The target of a twenty-four million dollars ($24 million) SIM swap scam has decided to retaliate and write an open letter to United States Federal Communication Commission (FCC) Chairman Ajit Pai.
SIM swap scam is the new cryptocurrency scam that has emerged in the last couple of years and is gradually emerging as one of the most nerve-racking frauds in the digital world. It is a form of an unwarranted account-procuring that tactfully determines loophole in the account authentication process and seamlessly transfers a telephone number to a new SIM.
Hacks like these are now prevalent as fraudsters use the phone number to hack into your social media account, steal essential data, and in the worst-case scenario, cause immense financial damage by hacking into cryptocurrency accounts.
SIM swap scam victim retaliates
Victim of a similar identity fraud, Michael Terpin, has decided to reach out to upmost authority, FCC Chairman Pai, in the form of an open letter, describing why it is the need of the hour to take decisive steps against SIM swapping frauds.
In his letter, made available online on Oct 21, Terpin highlights that SIM swapping cases have gone beyond unauthorized phone calls and texts and emerged as a potential financial defraud. He mentions that having worked in the blockchain and cryptocurrency industry for quite some time now has exposed him to scams that cause victims to lose millions of dollars worth cryptocurrencies.

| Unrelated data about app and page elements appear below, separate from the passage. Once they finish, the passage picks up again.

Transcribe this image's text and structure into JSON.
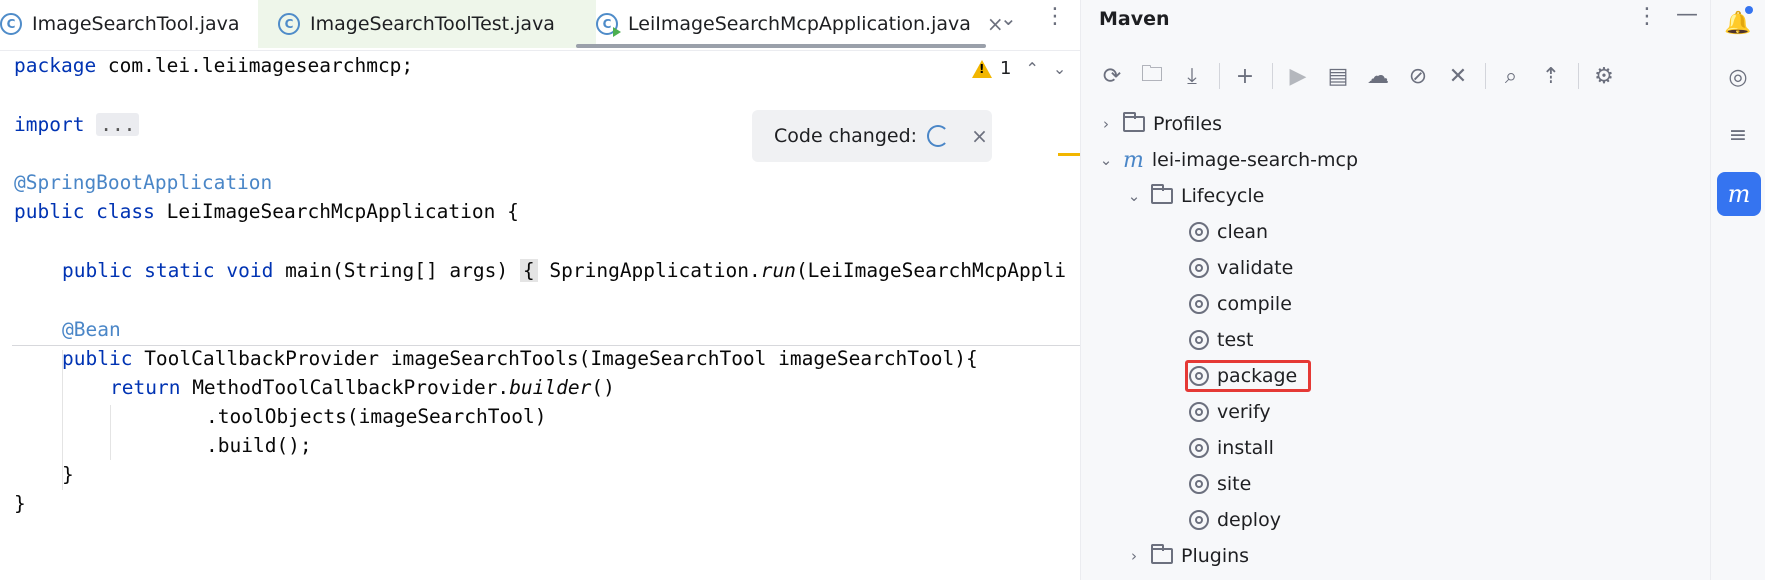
{
  "tabs": [
    {
      "label": "ImageSearchTool.java",
      "icon": "java-class-icon"
    },
    {
      "label": "ImageSearchToolTest.java",
      "icon": "java-test-class-icon"
    },
    {
      "label": "LeiImageSearchMcpApplication.java",
      "icon": "java-run-class-icon",
      "active": true
    }
  ],
  "tab_close_symbol": "×",
  "tab_more_symbol": "⌄",
  "tab_menu_symbol": "⋮",
  "code": {
    "l1_kw": "package",
    "l1_rest": " com.lei.leiimagesearchmcp;",
    "l2_kw": "import",
    "l2_fold": "...",
    "l3_ann": "@SpringBootApplication",
    "l4_kw": "public class",
    "l4_rest": " LeiImageSearchMcpApplication {",
    "l5_kw": "public static void",
    "l5_rest": " main(String[] args)",
    "l5_brace": "{",
    "l5_call": " SpringApplication.",
    "l5_run": "run",
    "l5_tail": "(LeiImageSearchMcpAppli",
    "l6_ann": "@Bean",
    "l7_kw": "public",
    "l7_rest": " ToolCallbackProvider imageSearchTools(ImageSearchTool imageSearchTool){",
    "l8_kw": "return",
    "l8_rest": " MethodToolCallbackProvider.",
    "l8_builder": "builder",
    "l8_tail": "()",
    "l9": ".toolObjects(imageSearchTool)",
    "l10": ".build();",
    "l11": "}",
    "l12": "}"
  },
  "warnings": {
    "count": "1",
    "up": "⌃",
    "down": "⌄"
  },
  "notification": {
    "text": "Code changed:",
    "close": "×"
  },
  "maven": {
    "title": "Maven",
    "menu_symbol": "⋮",
    "minimize_symbol": "—",
    "toolbar": [
      {
        "name": "reload-icon",
        "glyph": "⟳"
      },
      {
        "name": "reload-folder-icon",
        "glyph": "🗀"
      },
      {
        "name": "download-icon",
        "glyph": "⤓"
      },
      {
        "name": "add-icon",
        "glyph": "+"
      },
      {
        "name": "run-icon",
        "glyph": "▶"
      },
      {
        "name": "run-config-icon",
        "glyph": "▤"
      },
      {
        "name": "offline-icon",
        "glyph": "☁"
      },
      {
        "name": "skip-tests-icon",
        "glyph": "⊘"
      },
      {
        "name": "collapse-icon",
        "glyph": "✕"
      },
      {
        "name": "analyze-icon",
        "glyph": "⌕"
      },
      {
        "name": "show-dependencies-icon",
        "glyph": "⇡"
      },
      {
        "name": "settings-icon",
        "glyph": "⚙"
      }
    ],
    "tree": {
      "profiles": "Profiles",
      "project": "lei-image-search-mcp",
      "lifecycle": "Lifecycle",
      "phases": [
        "clean",
        "validate",
        "compile",
        "test",
        "package",
        "verify",
        "install",
        "site",
        "deploy"
      ],
      "plugins": "Plugins",
      "highlighted": "package"
    },
    "expanded_arrow": "⌄",
    "collapsed_arrow": "›"
  },
  "strip": {
    "notifications_glyph": "🔔",
    "ai_glyph": "◎",
    "database_glyph": "≡",
    "maven_glyph": "m"
  },
  "colors": {
    "accent": "#3574f0",
    "highlight": "#e53935",
    "keyword": "#0033b3",
    "annotation": "#4a86c7"
  }
}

Drawing attention to a more widely known case of Twitter CEO Jack Dorsey, who fell prey to a SIM swap fraud that posted unwarranted racist tweets on his behalf, Terpin emphasizes that scams such as these are more orchestrated than before. They are usually carried out by a highly sophisticated gang of criminals, often repeat offenders, who must be put behind bars at the earliest opportunity, he asserts.
Victim offers answers
As a possible solution, Terpin suggests that the US mobile carriers be prohibited from sharing pins and passwords with employees and inform all customers of features of a high-security plan. By including a simple no-port option, consumers can make the decision of porting SIM information to a new phone by going through the fraud department.
He insists that these solutions are easy to implement yet highly effective. While the first would only necessitate a mobile keypad to punch in the desired number, the second would make an already existing optional feature a mandate for all mobile carriers in the US.
About the $24 million dollars SIM swap case
In 2018, Terpin fell victim to two SIM swap scams in a span of seven months, claiming that he lost around twenty-four million dollars ($24 million) worth of crypto. Following the shocking revelation, Terpin filed a two hundred and twenty-four million dollars ($224 million) lawsuit against wireless network carrier AT&T for allegedly providing his access information to the hackers.
In May this year, the avid blockchain investor won the case against the 21-year-old Nicholas Truglia, who apparently, stole his crypto holdings. Truglia was ordered to pay the victim over seventy-five million dollars ($75 million) in punitive and compensatory damages.